Did you know that most women remain with a partner who has been physically abusive to them in a relationship? If you have never been physically abused in a romantic relationship, you may wonder why women would stay in a relationship where abuse occurs. The statistics bring the hard truth, one in four women will experience domestic violence in their lifetime.
This statistic includes higher income women. They also face the same torturous decision over whether to leave their partners and if so, how to do it. Women from upper incomes may feel they have a lot to lose – money, power, respect, along with feelings of deep shame and embarrassment. Their colleagues may not know it since there aren’t always tell-tale signs like bruises.
If you are concerned that someone you know may be a victim of domestic abuse, there are some signs that you may want to consider. They may exhibit the following signs. However, these signs don’t necessarily mean they are in an abusive relationship.
Six Signs of Domestic Abuse
1. Unusually Anxious – It is a regular part of life for people to experience anxiety occasionally. However, this kind of stress appears very restless or wound-up or on-edge. You may also notice a difficulty concentrating and it may seem that her mind goes blank.
2. Strange Bruises – or signs of old injuries that are usually healing on the arms.
3. Limited Access to friends, family, transportation or finances – they appear to not be close to their family or seem to have little friends. They also insinuate having limited funds despite their high level of income earning. They also at times can get dropped off at work despite having their own personal transportation.
4. Excessive clothing or accessories – to hide signs of physical abuse. They cover up even when it is not consistent with weather conditions.
5. Inconsistent attendance at work or social activities – they make repetitive excuses to not participate in social outings or work functions scheduled outside of the regular working hours.
6. Checking in with partner frequently – to outline daily activities or conflict prior plans. They will keep their personal phones near them at all times even during otherwise inappropriate times such as work meetings.

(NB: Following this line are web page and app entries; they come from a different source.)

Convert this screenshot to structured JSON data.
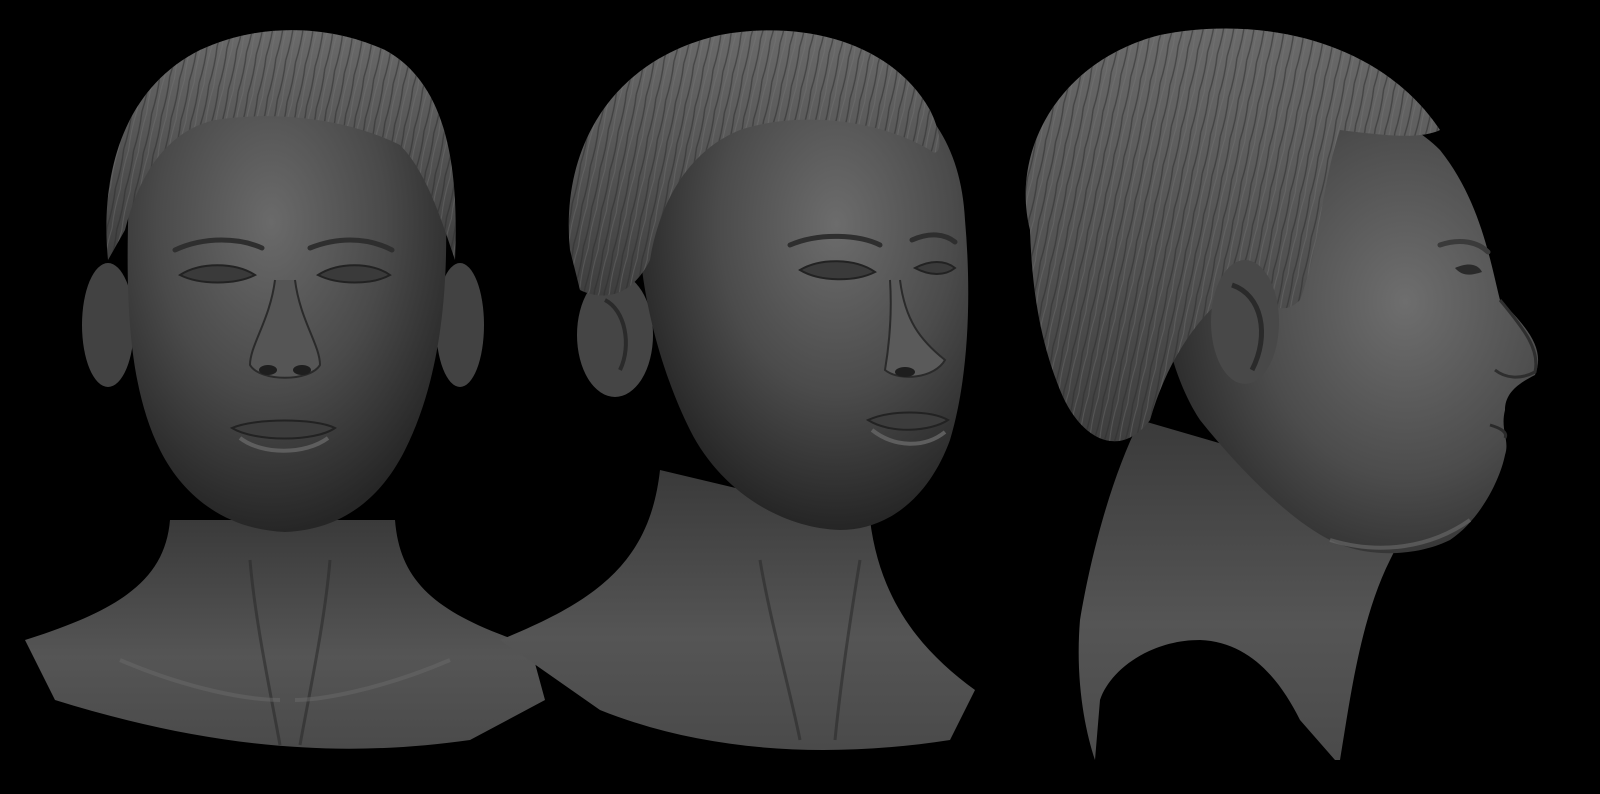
{
  "image": {
    "background_color": "#000000",
    "clay_color": "#4a4a4a",
    "views": [
      {
        "name": "front-view"
      },
      {
        "name": "three-quarter-view"
      },
      {
        "name": "profile-view"
      }
    ]
  }
}
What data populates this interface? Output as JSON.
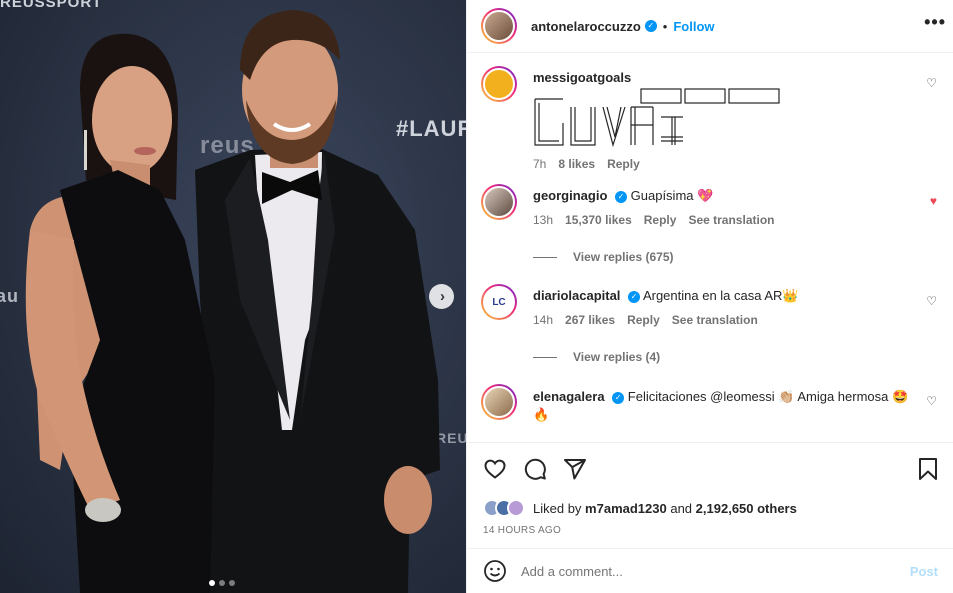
{
  "header": {
    "username": "antonelaroccuzzo",
    "separator": "•",
    "follow_label": "Follow",
    "more_icon": "more-horizontal-icon"
  },
  "media": {
    "watermarks": {
      "top": "REUSSPORT",
      "right_hashtag": "#LAUR",
      "center": "reus",
      "right_small": "REUSS",
      "left": "au"
    },
    "carousel_dots": 3,
    "active_dot": 1
  },
  "comments": [
    {
      "username": "messigoatgoals",
      "text": "",
      "time": "7h",
      "likes": "8 likes",
      "reply_label": "Reply",
      "liked": false
    },
    {
      "username": "georginagio",
      "verified": true,
      "text": "Guapísima 💖",
      "time": "13h",
      "likes": "15,370 likes",
      "reply_label": "Reply",
      "translate_label": "See translation",
      "liked": true,
      "view_replies": "View replies (675)"
    },
    {
      "username": "diariolacapital",
      "verified": true,
      "text": "Argentina en la casa AR👑",
      "time": "14h",
      "likes": "267 likes",
      "reply_label": "Reply",
      "translate_label": "See translation",
      "liked": false,
      "view_replies": "View replies (4)"
    },
    {
      "username": "elenagalera",
      "verified": true,
      "text": "Felicitaciones @leomessi 👏🏼 Amiga hermosa 🤩🔥",
      "time": "",
      "likes": "",
      "liked": false
    }
  ],
  "actions": {
    "liked_by_prefix": "Liked by",
    "liked_by_user": "m7amad1230",
    "liked_by_and": "and",
    "liked_by_others": "2,192,650 others",
    "timestamp": "14 HOURS AGO"
  },
  "add_comment": {
    "placeholder": "Add a comment...",
    "post_label": "Post"
  },
  "colors": {
    "accent": "#0095f6",
    "like_red": "#ed4956",
    "muted": "#737373",
    "post_disabled": "#b2dffc"
  }
}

Domestic abuse can happen to anyone, yet the problem is often overlooked, excused, or denied when it is a successful and smart woman who is in a leadership position. Many people hesitate because you may be telling yourself that it’s none of your business, but you might be wrong, or that the person might not want to talk about it. Therefore, if you recognize any or all of the above signs, you want to address it by letting them know you are concerned. This will let them know that you care, and it may even save her life.
Resource: National Domestic Violence Hotline – Call: 1-800-799-SAFE (7233) or 1-800-787-3224 (TTY). A crisis intervention and referral phone line for domestic violence. (National Domestic Violence Hotline)
About the Author: Janie Lacy, LMHC, NCC, CSAT is a licensed psychotherapist who owns and operates a private practice in Maitland, Florida where she facilities individual & intensive group therapy. She has appeared as a psychological expert on hundreds of radio and television shows. She hosts local events and is a popular professional speaker on topics such as toxic love relationships, how to make relationships work and taming the monster within. She facilitates an intensive therapy group called Women Redeemed, which is for women who want to address core wounds driving self-sabotaging behaviors and who have a history of toxic romantic relationships.